A recent US News and World article came out with the findings that 79% of college admission officers surveyed agreed with the changes in the New SAT. Read the full article here.

My contention is this: the College Board introduced its changes under the auspices of “increased-equality” and “increased-access” how could a counselor dare disagree with changes under those banners?

I myself am an adamant opponent of the new SAT. View the response here. I feel their changes are flagrantly arbitrary, and that their intentions of creating a more equal test do nothing to address the cultural and income biases that the test is currently subject to.

Counselors were asked if they agreed with the inclusions of more challenging math questions–some of which do not allow calculators– and they responded favorably. This is somewhat innocuous. More challenging questions probably make counselors think that students will be forced to learn more math…of course this is false.

Counselors were also in favor of the removal of the 1/4 point deduction for wrong answers. This baffles me. This is the absolute most arbitrary of all the changes. It’s seems as though everyone has forgotten that the SAT is scaled and that if all students are not penalized for incorrect answers, then no students will feel the effects: all scores will adjust identically. For more on this, download our white paper on the quantitative differences between the SAT and the ACT.

Counselors were not asked the pertinent questions: what are students to do to prepare for a test that has near-non-existent prep materials available due to its newness?
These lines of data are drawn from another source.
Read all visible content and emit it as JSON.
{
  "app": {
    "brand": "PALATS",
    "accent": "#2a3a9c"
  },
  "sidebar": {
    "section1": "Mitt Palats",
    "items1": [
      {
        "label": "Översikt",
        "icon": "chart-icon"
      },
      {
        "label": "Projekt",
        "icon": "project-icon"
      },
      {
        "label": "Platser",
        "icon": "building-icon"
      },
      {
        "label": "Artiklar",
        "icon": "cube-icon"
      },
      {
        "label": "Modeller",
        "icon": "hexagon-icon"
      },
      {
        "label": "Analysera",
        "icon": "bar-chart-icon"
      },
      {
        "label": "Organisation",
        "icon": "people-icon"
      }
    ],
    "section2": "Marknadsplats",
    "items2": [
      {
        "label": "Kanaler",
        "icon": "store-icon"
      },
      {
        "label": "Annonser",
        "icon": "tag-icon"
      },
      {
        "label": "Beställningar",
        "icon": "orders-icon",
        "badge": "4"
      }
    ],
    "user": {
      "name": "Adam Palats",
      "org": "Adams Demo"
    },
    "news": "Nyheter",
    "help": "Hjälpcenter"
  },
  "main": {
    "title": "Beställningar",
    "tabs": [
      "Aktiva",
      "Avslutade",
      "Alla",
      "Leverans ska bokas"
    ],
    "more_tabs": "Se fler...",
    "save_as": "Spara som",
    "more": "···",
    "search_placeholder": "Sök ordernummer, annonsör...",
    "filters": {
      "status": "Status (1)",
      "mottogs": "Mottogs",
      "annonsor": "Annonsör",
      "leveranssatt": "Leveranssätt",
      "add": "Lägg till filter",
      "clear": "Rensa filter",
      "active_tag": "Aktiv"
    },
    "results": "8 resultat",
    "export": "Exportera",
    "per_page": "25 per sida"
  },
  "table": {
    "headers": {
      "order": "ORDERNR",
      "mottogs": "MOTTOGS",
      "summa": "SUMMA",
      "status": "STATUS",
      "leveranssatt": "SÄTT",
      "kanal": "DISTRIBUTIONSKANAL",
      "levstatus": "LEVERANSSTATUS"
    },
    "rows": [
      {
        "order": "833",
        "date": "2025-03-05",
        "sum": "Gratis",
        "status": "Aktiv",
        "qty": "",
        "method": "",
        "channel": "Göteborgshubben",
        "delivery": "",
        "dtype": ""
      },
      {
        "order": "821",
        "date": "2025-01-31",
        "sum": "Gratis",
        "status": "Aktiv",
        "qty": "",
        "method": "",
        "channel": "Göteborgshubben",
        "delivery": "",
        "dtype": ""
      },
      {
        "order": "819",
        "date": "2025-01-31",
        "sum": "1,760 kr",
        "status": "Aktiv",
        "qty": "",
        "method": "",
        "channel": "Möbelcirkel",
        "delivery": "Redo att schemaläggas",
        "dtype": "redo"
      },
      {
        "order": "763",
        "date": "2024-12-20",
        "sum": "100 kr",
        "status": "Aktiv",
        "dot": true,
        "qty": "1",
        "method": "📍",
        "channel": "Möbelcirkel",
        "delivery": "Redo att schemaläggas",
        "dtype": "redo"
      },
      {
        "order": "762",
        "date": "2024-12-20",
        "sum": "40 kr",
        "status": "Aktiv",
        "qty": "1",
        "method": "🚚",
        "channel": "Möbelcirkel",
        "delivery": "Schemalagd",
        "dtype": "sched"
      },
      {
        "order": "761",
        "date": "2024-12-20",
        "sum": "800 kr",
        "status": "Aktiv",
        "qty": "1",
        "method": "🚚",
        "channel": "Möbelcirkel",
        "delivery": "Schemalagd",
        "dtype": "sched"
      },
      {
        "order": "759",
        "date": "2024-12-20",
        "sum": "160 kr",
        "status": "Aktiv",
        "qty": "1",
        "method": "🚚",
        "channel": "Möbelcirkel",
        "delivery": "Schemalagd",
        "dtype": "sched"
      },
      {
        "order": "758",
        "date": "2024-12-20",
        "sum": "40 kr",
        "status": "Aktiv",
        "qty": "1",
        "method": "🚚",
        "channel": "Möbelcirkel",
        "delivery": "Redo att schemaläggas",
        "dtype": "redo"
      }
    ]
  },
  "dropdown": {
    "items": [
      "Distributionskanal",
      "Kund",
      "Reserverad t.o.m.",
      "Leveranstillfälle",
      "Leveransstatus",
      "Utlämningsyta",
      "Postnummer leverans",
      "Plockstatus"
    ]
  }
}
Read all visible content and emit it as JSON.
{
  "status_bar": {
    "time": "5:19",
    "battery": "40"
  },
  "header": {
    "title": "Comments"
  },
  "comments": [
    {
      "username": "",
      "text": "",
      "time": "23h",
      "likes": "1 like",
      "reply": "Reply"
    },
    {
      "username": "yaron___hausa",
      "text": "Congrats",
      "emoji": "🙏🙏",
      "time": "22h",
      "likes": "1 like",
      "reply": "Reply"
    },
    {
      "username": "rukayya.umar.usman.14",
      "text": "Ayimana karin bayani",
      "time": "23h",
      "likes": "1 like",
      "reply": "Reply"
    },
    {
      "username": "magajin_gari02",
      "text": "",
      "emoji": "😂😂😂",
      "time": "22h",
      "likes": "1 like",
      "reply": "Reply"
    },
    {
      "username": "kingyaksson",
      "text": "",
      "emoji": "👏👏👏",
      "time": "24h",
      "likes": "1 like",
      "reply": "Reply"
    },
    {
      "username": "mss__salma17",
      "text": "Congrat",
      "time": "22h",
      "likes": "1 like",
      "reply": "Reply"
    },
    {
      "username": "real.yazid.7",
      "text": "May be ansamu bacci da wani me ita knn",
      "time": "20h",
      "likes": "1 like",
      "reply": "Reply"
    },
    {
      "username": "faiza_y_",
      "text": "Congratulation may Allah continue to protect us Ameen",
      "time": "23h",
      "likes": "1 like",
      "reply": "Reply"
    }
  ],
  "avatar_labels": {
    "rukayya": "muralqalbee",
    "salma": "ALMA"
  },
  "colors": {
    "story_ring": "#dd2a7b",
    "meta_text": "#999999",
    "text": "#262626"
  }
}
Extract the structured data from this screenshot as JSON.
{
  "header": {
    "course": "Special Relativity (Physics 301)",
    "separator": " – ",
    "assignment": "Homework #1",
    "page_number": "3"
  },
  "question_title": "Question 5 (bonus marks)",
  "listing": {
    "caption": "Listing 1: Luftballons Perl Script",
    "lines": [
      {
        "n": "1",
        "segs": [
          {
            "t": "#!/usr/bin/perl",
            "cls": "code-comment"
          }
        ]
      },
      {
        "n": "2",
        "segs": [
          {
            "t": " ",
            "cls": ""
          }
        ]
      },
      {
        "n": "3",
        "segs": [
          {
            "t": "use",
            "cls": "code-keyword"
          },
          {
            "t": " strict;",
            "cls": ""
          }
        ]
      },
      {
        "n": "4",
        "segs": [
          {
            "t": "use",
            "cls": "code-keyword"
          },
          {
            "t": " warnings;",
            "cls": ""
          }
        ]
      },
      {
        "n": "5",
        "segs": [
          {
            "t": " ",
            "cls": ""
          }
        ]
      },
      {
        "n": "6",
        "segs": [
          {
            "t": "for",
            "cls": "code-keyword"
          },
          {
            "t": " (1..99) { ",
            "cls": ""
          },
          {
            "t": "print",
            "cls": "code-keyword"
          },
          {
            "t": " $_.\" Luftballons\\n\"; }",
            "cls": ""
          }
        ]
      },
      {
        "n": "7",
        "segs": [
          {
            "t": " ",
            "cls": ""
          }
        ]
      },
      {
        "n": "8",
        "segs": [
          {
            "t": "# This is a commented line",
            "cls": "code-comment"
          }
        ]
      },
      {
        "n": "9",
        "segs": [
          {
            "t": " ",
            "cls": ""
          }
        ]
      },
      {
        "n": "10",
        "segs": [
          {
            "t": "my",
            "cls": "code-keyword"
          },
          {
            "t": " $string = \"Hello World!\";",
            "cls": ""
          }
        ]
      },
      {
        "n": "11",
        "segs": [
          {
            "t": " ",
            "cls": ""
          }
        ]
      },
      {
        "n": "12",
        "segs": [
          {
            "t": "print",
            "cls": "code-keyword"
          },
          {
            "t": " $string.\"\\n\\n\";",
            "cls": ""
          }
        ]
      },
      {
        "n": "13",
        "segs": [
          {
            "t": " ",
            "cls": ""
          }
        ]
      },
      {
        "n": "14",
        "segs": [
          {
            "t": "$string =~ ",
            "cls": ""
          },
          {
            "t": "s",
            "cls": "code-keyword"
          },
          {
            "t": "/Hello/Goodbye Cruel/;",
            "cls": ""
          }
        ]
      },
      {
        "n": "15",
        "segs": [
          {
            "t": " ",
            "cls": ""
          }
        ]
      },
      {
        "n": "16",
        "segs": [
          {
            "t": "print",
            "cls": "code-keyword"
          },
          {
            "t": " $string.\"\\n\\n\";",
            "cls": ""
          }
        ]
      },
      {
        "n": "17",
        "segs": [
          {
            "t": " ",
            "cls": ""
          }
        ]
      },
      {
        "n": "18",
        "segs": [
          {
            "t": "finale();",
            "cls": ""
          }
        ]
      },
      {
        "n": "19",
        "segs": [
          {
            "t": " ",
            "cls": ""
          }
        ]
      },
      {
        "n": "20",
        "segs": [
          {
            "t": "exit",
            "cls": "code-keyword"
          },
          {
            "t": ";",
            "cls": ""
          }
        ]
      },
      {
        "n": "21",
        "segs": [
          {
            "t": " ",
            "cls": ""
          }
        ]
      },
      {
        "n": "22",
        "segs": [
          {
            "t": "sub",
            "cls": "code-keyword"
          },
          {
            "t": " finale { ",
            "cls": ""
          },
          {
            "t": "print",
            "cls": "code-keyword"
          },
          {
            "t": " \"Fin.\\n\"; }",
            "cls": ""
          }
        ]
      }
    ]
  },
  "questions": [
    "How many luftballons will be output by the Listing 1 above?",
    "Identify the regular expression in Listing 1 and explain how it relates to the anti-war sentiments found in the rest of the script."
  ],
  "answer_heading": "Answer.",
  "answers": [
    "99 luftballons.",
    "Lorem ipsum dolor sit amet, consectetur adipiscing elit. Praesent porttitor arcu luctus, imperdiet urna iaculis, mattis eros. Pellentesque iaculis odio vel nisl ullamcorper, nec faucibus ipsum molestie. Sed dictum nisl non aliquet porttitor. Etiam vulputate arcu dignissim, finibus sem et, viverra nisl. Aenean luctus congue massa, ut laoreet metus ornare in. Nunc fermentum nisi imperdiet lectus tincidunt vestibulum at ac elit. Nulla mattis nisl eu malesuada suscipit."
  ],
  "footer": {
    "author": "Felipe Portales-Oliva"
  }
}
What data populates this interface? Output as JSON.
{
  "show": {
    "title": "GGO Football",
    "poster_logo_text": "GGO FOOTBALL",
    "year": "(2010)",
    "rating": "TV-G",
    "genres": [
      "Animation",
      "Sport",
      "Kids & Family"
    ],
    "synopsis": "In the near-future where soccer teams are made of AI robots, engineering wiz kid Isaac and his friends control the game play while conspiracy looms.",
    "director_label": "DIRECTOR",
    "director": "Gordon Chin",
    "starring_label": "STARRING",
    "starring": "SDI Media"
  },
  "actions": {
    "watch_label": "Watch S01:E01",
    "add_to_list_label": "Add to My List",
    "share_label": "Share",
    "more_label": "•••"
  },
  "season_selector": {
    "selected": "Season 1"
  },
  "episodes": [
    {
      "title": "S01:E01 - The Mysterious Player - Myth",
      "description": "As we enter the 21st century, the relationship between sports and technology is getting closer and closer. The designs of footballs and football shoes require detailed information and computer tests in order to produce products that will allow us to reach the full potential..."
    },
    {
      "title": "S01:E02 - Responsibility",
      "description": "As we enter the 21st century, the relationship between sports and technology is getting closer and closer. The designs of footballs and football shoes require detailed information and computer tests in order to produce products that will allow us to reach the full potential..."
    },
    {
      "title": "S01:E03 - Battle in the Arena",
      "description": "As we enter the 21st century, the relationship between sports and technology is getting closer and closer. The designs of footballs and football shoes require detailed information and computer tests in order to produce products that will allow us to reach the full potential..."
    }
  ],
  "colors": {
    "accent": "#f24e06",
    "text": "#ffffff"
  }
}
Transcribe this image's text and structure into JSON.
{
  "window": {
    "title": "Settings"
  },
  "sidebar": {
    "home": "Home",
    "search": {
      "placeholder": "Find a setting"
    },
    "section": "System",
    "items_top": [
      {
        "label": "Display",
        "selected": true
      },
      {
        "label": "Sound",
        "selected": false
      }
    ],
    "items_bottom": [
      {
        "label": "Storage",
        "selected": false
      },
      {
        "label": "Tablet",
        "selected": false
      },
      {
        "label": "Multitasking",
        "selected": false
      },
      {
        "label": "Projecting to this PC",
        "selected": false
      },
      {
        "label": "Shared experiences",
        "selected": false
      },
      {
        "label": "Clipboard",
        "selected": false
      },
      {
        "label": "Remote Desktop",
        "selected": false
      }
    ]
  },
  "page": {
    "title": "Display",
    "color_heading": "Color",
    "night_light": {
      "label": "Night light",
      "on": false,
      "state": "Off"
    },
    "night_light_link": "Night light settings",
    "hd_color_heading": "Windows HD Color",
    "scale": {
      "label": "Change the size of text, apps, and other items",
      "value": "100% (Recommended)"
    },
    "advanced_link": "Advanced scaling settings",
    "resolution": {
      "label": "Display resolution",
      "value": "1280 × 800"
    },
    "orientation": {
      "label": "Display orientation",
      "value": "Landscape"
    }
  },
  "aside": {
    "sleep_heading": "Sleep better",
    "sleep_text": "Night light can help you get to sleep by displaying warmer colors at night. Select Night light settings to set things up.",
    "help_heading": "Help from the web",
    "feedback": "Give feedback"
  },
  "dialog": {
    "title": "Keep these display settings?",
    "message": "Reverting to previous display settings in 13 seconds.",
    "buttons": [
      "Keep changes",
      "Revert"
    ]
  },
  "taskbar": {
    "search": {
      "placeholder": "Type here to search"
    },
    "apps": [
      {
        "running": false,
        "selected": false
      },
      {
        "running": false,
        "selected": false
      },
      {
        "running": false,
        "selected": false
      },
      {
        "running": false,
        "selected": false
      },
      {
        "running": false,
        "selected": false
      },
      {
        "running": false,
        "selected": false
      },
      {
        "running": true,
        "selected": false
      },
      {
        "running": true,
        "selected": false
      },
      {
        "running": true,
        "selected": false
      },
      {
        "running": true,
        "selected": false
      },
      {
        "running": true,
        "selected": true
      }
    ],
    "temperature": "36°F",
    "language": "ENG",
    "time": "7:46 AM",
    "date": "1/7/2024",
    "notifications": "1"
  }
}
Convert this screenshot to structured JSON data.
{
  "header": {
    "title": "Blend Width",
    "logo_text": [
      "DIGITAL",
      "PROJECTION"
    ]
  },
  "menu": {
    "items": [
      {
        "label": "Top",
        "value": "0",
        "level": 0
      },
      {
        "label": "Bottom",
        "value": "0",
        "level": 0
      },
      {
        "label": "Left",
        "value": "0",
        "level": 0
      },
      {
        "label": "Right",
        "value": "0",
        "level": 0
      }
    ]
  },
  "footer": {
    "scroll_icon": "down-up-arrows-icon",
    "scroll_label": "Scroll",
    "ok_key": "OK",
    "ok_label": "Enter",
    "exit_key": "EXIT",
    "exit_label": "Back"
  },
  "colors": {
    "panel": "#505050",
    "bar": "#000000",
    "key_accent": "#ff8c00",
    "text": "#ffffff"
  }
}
Do counselors think that there will be any mistakes made as the SAT switches to a wholly unproven test overnight? Do counselors think that it will be confusing to students to have to take the PSAT in the current SAT format while taking the SAT in the new format? Do counselors think that granting free-test vouchers to low-income students will really equalize the playing field when the free-test system has been around for decades?

But these questions were not answered. Instead, Kaplan, the survey’s conductor, soft-balled a series of boring and quotidian questions to which no counselor could disagree. Insidiously, US News and World has substantiated The Collegeboard in its New SAT without discussing any off the drawbacks.